Generally speaking, in Ohio, a covenant not to compete means that the employee will agree not to work for any of their employer's competitors upon leaving the company. Such agreements are also known by the term "non-compete clauses". Compensation may be paid for employees who sign the covenant, or at times the employment may be conditioned upon such an agreement.
When are Covenants not to Compete Unenforceable?
It is difficult to discern whether a judge will enforce a given non-compete agreement. While the employer?s interests are important, Ohio courts place great importance on an individual?s freedom to pursue the employment they want. Accordingly, courts have only upheld those agreements that they consider reasonable under the circumstances. Terms contained in a covenant not to compete will be struck down by a court as unreasonable if they bind the employee for an excessively long period of time or if they cover an unreasonably large geographic area around New Lebanon.
Limitations on non-compete clauses must also be restricted to cover only competitors who are related in a rational way to the employer's industry. Lastly, the employer needs to have an acceptable business interest which justifies their motives in requiring their employee to sign a covenant not to compete.
Do I Need an Attorney when Dealing with a Covenant not to Compete?

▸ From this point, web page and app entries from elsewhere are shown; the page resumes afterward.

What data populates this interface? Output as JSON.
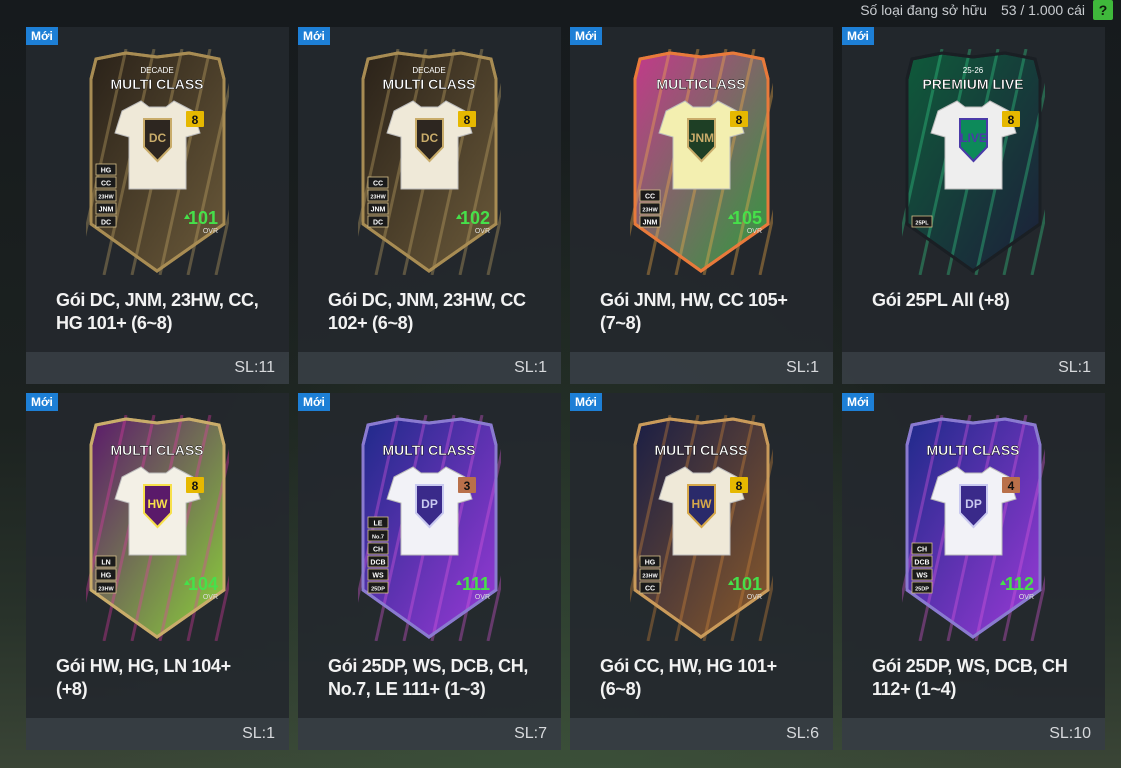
{
  "header": {
    "count_label": "Số loại đang sở hữu",
    "count_value": "53 / 1.000 cái",
    "help_label": "?"
  },
  "packs": [
    {
      "badge": "Mới",
      "name_line1": "Gói DC, JNM, 23HW, CC,",
      "name_line2": "HG 101+ (6~8)",
      "qty": "SL:11",
      "card": {
        "subtitle": "DECADE",
        "title": "MULTI CLASS",
        "level": "8",
        "ovr": "101",
        "ovr_label": "OVR",
        "emblem": "DC",
        "tags": [
          "HG",
          "CC",
          "23HW",
          "JNM",
          "DC"
        ],
        "theme": "gold",
        "level_color": "#e6b800"
      }
    },
    {
      "badge": "Mới",
      "name_line1": "Gói DC, JNM, 23HW, CC",
      "name_line2": "102+ (6~8)",
      "qty": "SL:1",
      "card": {
        "subtitle": "DECADE",
        "title": "MULTI CLASS",
        "level": "8",
        "ovr": "102",
        "ovr_label": "OVR",
        "emblem": "DC",
        "tags": [
          "CC",
          "23HW",
          "JNM",
          "DC"
        ],
        "theme": "gold",
        "level_color": "#e6b800"
      }
    },
    {
      "badge": "Mới",
      "name_line1": "Gói JNM, HW, CC 105+",
      "name_line2": "(7~8)",
      "qty": "SL:1",
      "card": {
        "subtitle": "",
        "title": "MULTICLASS",
        "level": "8",
        "ovr": "105",
        "ovr_label": "OVR",
        "emblem": "JNM",
        "tags": [
          "CC",
          "23HW",
          "JNM"
        ],
        "theme": "neon",
        "level_color": "#e6b800"
      }
    },
    {
      "badge": "Mới",
      "name_line1": "Gói 25PL All (+8)",
      "name_line2": "",
      "qty": "SL:1",
      "card": {
        "subtitle": "25-26",
        "title": "PREMIUM LIVE",
        "level": "8",
        "ovr": "",
        "ovr_label": "",
        "emblem": "LIVE",
        "tags": [
          "25PL"
        ],
        "theme": "live",
        "level_color": "#e6b800"
      }
    },
    {
      "badge": "Mới",
      "name_line1": "Gói HW, HG, LN 104+",
      "name_line2": "(+8)",
      "qty": "SL:1",
      "card": {
        "subtitle": "",
        "title": "MULTI CLASS",
        "level": "8",
        "ovr": "104",
        "ovr_label": "OVR",
        "emblem": "HW",
        "tags": [
          "LN",
          "HG",
          "23HW"
        ],
        "theme": "jungle",
        "level_color": "#e6b800"
      }
    },
    {
      "badge": "Mới",
      "name_line1": "Gói 25DP, WS, DCB, CH,",
      "name_line2": "No.7, LE 111+ (1~3)",
      "qty": "SL:7",
      "card": {
        "subtitle": "",
        "title": "MULTI CLASS",
        "level": "3",
        "ovr": "111",
        "ovr_label": "OVR",
        "emblem": "DP",
        "tags": [
          "LE",
          "No.7",
          "CH",
          "DCB",
          "WS",
          "25DP"
        ],
        "theme": "purple",
        "level_color": "#b9704a"
      }
    },
    {
      "badge": "Mới",
      "name_line1": "Gói CC, HW, HG 101+",
      "name_line2": "(6~8)",
      "qty": "SL:6",
      "card": {
        "subtitle": "",
        "title": "MULTI CLASS",
        "level": "8",
        "ovr": "101",
        "ovr_label": "OVR",
        "emblem": "HW",
        "tags": [
          "HG",
          "23HW",
          "CC"
        ],
        "theme": "bronze",
        "level_color": "#e6b800"
      }
    },
    {
      "badge": "Mới",
      "name_line1": "Gói 25DP, WS, DCB, CH",
      "name_line2": "112+ (1~4)",
      "qty": "SL:10",
      "card": {
        "subtitle": "",
        "title": "MULTI CLASS",
        "level": "4",
        "ovr": "112",
        "ovr_label": "OVR",
        "emblem": "DP",
        "tags": [
          "CH",
          "DCB",
          "WS",
          "25DP"
        ],
        "theme": "purple",
        "level_color": "#b9704a"
      }
    }
  ],
  "colors": {
    "badge_blue": "#1d7fd6",
    "help_green": "#3fb83b",
    "ovr_green": "#46e04a"
  }
}
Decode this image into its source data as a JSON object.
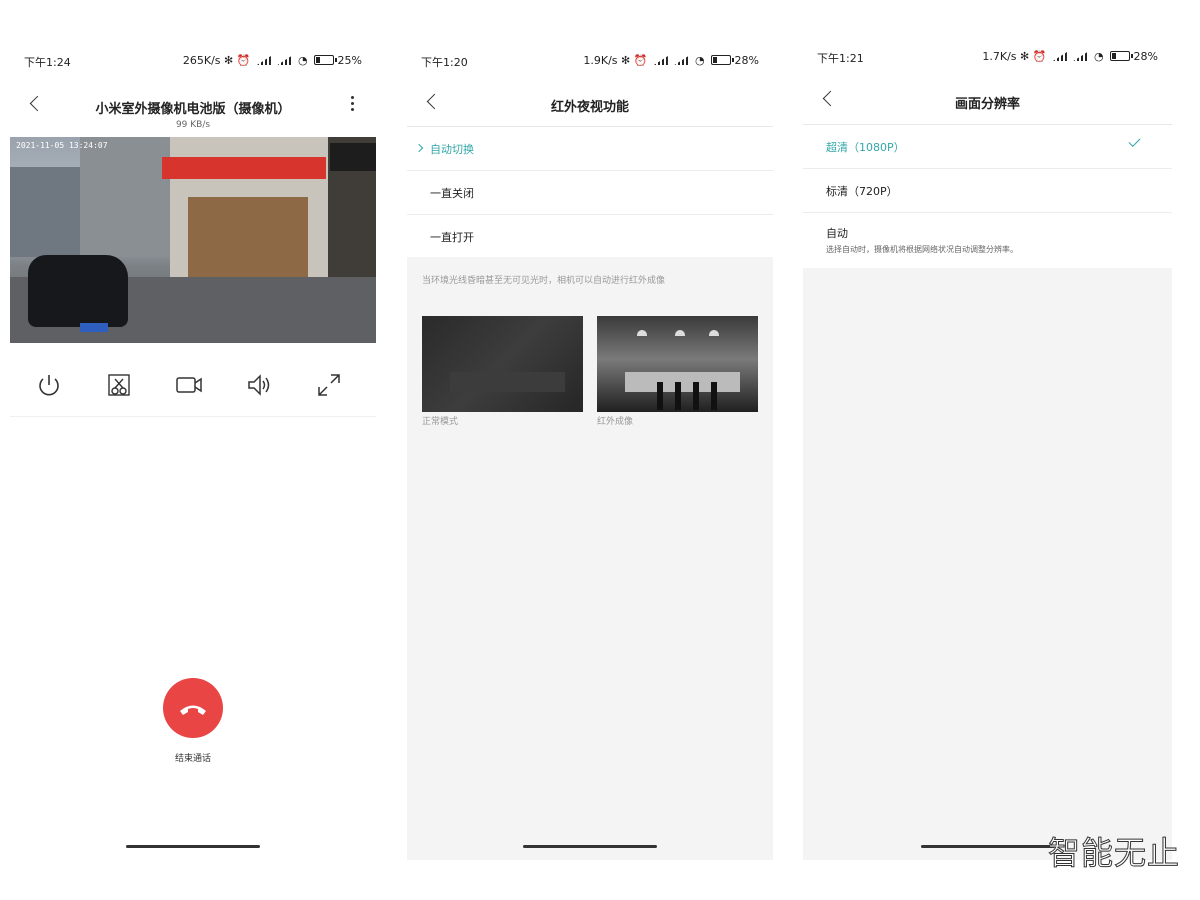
{
  "screen1": {
    "status": {
      "time": "下午1:24",
      "right": "265K/s ✻ ⏰",
      "battery": "25%"
    },
    "title": "小米室外摄像机电池版（摄像机）",
    "speed": "99 KB/s",
    "timestamp": "2021-11-05 13:24:07",
    "controls": [
      "power-icon",
      "screenshot-icon",
      "record-icon",
      "volume-icon",
      "fullscreen-icon"
    ],
    "hangup_label": "结束通话"
  },
  "screen2": {
    "status": {
      "time": "下午1:20",
      "right": "1.9K/s ✻ ⏰",
      "battery": "28%"
    },
    "title": "红外夜视功能",
    "options": [
      "自动切换",
      "一直关闭",
      "一直打开"
    ],
    "selected_index": 0,
    "note": "当环境光线昏暗甚至无可见光时，相机可以自动进行红外成像",
    "captions": [
      "正常模式",
      "红外成像"
    ]
  },
  "screen3": {
    "status": {
      "time": "下午1:21",
      "right": "1.7K/s ✻ ⏰",
      "battery": "28%"
    },
    "title": "画面分辨率",
    "options": [
      {
        "label": "超清（1080P）",
        "selected": true
      },
      {
        "label": "标清（720P）",
        "selected": false
      }
    ],
    "auto_label": "自动",
    "auto_desc": "选择自动时，摄像机将根据网络状况自动调整分辨率。"
  },
  "watermark": "智能无止",
  "colors": {
    "accent": "#32a7a8",
    "hangup": "#e94545"
  }
}
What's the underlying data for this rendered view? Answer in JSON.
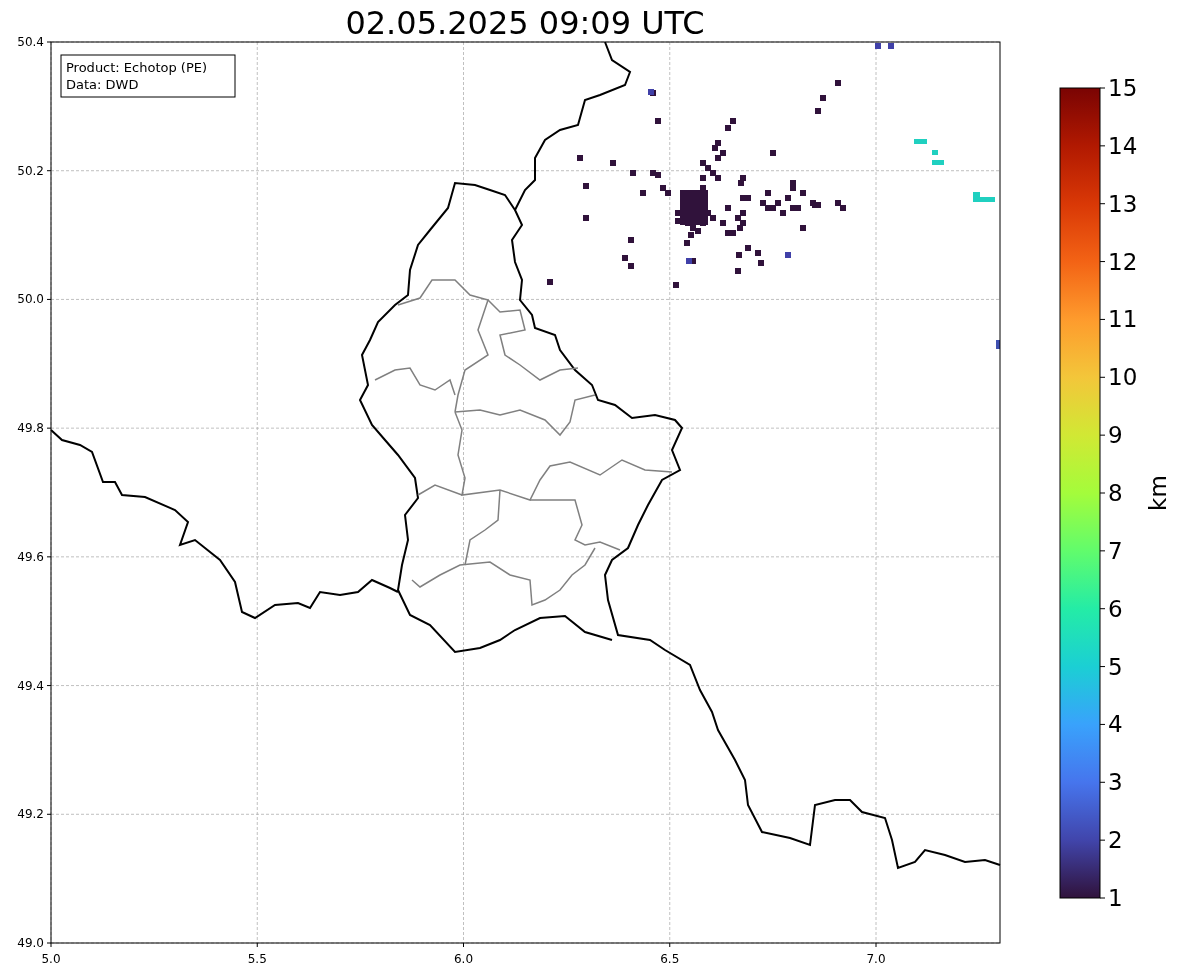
{
  "title": "02.05.2025 09:09 UTC",
  "info_box": {
    "lines": [
      "Product: Echotop (PE)",
      "Data: DWD"
    ]
  },
  "map": {
    "xticks": [
      "5.0",
      "5.5",
      "6.0",
      "6.5",
      "7.0"
    ],
    "yticks": [
      "50.4",
      "50.2",
      "50.0",
      "49.8",
      "49.6",
      "49.4",
      "49.2",
      "49.0"
    ]
  },
  "colorbar": {
    "ticks": [
      "15",
      "14",
      "13",
      "12",
      "11",
      "10",
      "9",
      "8",
      "7",
      "6",
      "5",
      "4",
      "3",
      "2",
      "1"
    ],
    "label": "km"
  }
}
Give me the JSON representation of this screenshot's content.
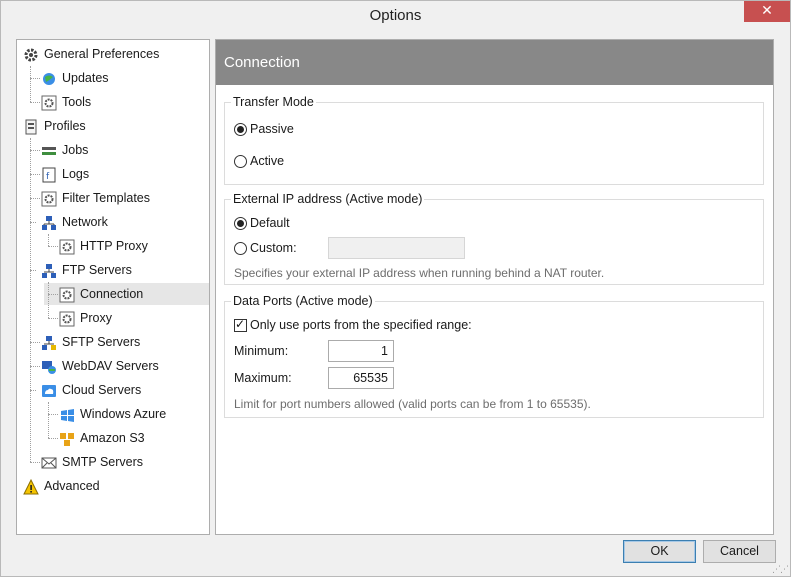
{
  "window": {
    "title": "Options",
    "close_symbol": "✕"
  },
  "tree": {
    "items": [
      {
        "label": "General Preferences",
        "icon": "gear-icon"
      },
      {
        "label": "Updates",
        "icon": "globe-update-icon"
      },
      {
        "label": "Tools",
        "icon": "tools-icon"
      },
      {
        "label": "Profiles",
        "icon": "profiles-icon"
      },
      {
        "label": "Jobs",
        "icon": "jobs-icon"
      },
      {
        "label": "Logs",
        "icon": "log-icon"
      },
      {
        "label": "Filter Templates",
        "icon": "filter-icon"
      },
      {
        "label": "Network",
        "icon": "network-icon"
      },
      {
        "label": "HTTP Proxy",
        "icon": "proxy-icon"
      },
      {
        "label": "FTP Servers",
        "icon": "ftp-server-icon"
      },
      {
        "label": "Connection",
        "icon": "connection-icon"
      },
      {
        "label": "Proxy",
        "icon": "proxy-icon"
      },
      {
        "label": "SFTP Servers",
        "icon": "sftp-server-icon"
      },
      {
        "label": "WebDAV Servers",
        "icon": "webdav-icon"
      },
      {
        "label": "Cloud Servers",
        "icon": "cloud-icon"
      },
      {
        "label": "Windows Azure",
        "icon": "azure-icon"
      },
      {
        "label": "Amazon S3",
        "icon": "amazon-s3-icon"
      },
      {
        "label": "SMTP Servers",
        "icon": "mail-icon"
      },
      {
        "label": "Advanced",
        "icon": "warning-icon"
      }
    ],
    "selected": "Connection"
  },
  "pane": {
    "header": "Connection",
    "transfer_mode": {
      "title": "Transfer Mode",
      "passive": "Passive",
      "active": "Active",
      "selected": "Passive"
    },
    "external_ip": {
      "title": "External IP address (Active mode)",
      "default": "Default",
      "custom": "Custom:",
      "custom_value": "",
      "selected": "Default",
      "hint": "Specifies your external IP address when running behind a NAT router."
    },
    "data_ports": {
      "title": "Data Ports (Active mode)",
      "only_range_label": "Only use ports from the specified range:",
      "only_range_checked": true,
      "minimum_label": "Minimum:",
      "minimum_value": "1",
      "maximum_label": "Maximum:",
      "maximum_value": "65535",
      "hint": "Limit for port numbers allowed (valid ports can be from 1 to 65535)."
    }
  },
  "footer": {
    "ok_label": "OK",
    "cancel_label": "Cancel"
  },
  "colors": {
    "header_bg": "#888888",
    "close_bg": "#c75050",
    "default_btn_border": "#3c7fb1"
  }
}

Before signing anything that may restrict your rights, you may want to hire a New Lebanon, Ohio attorney to review the contract. A lawyer can then negotiate to modify the covenant as needed, or may even draft a new one that is acceptable to both parties Attorneys can provide valuable counseling to employers who are considering suing an employer who breached a covenant not to compete. They can also assist employees who have signed an agreement limiting their employment options.